- But the monetary gains and market edge will outweigh the cost to protect and insure.
Regulation - Maintenance and use of this data requires handling too costly for businesses to handle.
- Again, the monetary benefit and edge this provides businesses will outweigh the cost of proper data management.
- Certain business will specialize in managing this data similar to payment data and there will be some sort of reference number or token-like system.
Consumer confidence in proper use of data: people won’t feel comfortable giving this data to businesses.
- This is true for some consumers, and certain people will be guarded about who they give their data to, but the general public will happily give this data over. They’ll see a tool or experience they want, and they’ll hand over the data. There’s a lot of evidence regarding this exact behavior - Google Maps data is a relevant example.
Consumers don’t want to be known by their actual size.
- This is true, and there will still be places where people will be able to remain anonymous and untracked. However, the utility of this data for the general public will be much stronger than the desire to keep the data hidden.
Abuse of data. What happens when the wrong people get this data?
- This problem is here to stay. There’s already technology that allows a 3D body data generation based off a 2D picture of a body. Every picture on the internet is already available for abuse, and the risk won’t go away.
In the real world
Companies such as Body Labs, Size Stream, Meomi, fits.me, True Fit and other similar companies are already making this a reality. Even as early as 2015, Body Labs was making 3D modeling breakthroughs. Using machine learning, Body Labs used 2D body images and created 3D body models with a level of accuracy close to that of a full body laser scan.
In 2015 we were already monitoring quite a few health points through our wrist wearables. Smart gym equipment was just entering the scene and is now starting to gain adoption, tracking reps, sets, and limits. Even more health tracking, like mood, anxiety, and stress tracking is currently gaining traction and many consumers are using cell phones as a spirometers, a blood pressure trackers, and much more.

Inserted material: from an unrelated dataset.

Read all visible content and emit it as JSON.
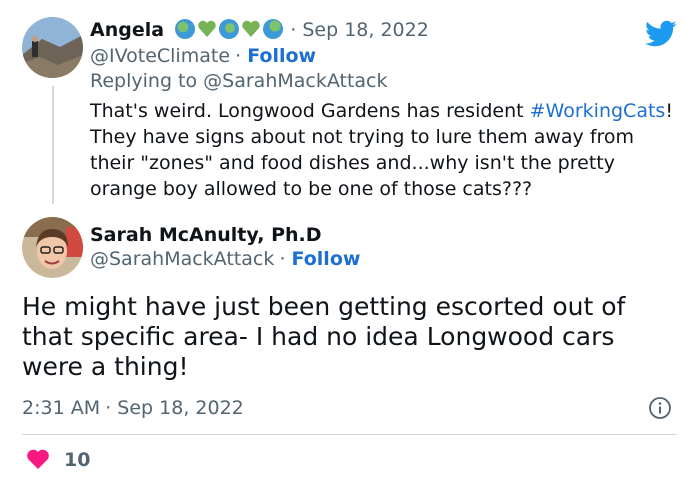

Dating services like MeetMe Outside and Once are requiring connections to body monitoring tools to use their services. Companies like Ministry of Supply are doing on-demand 3D printing of clothes. Retinal and face ID have been added for flagship phones’ ID and security verification systems.
Get ready, there’s much much more to come.

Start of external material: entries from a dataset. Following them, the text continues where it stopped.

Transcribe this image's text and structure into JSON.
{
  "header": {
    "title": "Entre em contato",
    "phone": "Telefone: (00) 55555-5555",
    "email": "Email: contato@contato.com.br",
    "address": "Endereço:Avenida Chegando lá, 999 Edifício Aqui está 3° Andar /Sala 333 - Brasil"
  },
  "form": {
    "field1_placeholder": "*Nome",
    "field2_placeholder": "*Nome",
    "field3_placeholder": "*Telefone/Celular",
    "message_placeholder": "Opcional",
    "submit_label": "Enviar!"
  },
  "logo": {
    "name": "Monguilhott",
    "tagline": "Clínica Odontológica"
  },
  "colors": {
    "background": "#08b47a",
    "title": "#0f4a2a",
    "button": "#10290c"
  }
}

Amazon acquired Body Labs in September 2017. Rumor has it Amazon is already running internal betas for perfect body sizing. It’s not hard to imagine that they’ll eventually have custom/personal clothing available on demand.
With Amazon in the game, more “first moves” will be made, and other retailers will release offerings related to body data accelerating the process of adoption.
Insurance companies (and the medical community) will make a hard push towards personal health monitoring, tracking, and improvement.
More money will result in more and better devices for monitoring health stats. Many of these devices will double as for data collection beyond healthcare.
Usage of body likeness
Recently someone created an “AI” version of his deceased father that roughly recreated his father’s personality. In the not too distant future, these AI entities will be embodied with digital likeness and will allow us to remember our loved ones in new ways. And as digital proxies begin to enter the market, they’ll persist postmortem.
Chamorro-Premuzic, Tomas and Nathalie Nahai. “What Would You Pay to Keep Your Digital Footprint 100% Private?” Harvard Business Review, 12 Dec. 2017, hbr.org/2017/12/what-would-you-pay-to-keep-your-digital-footprint-100-private.
Elliott, Annabel Fenwick. “Dubai Airport Is Replacing Security Checks with Face-Scanning Fish.” The Telegraph, Telegraph Media Group, 11 Oct. 2017, www.telegraph.co.uk/travel/news/dubai-airport-replaces-security-checks-with-face-scanning-fish/.
Volokh, Eugene. “Opinion | Law, Virtual Reality, and Augmented Reality.” The Washington Post, WP Company, 17 Mar. 2017, www.washingtonpost.com/news/volokh-conspiracy/wp/2017/03/17/law-virtual-reality-and-augmented-reality/?utm_term=.f1d8ba69cb3b.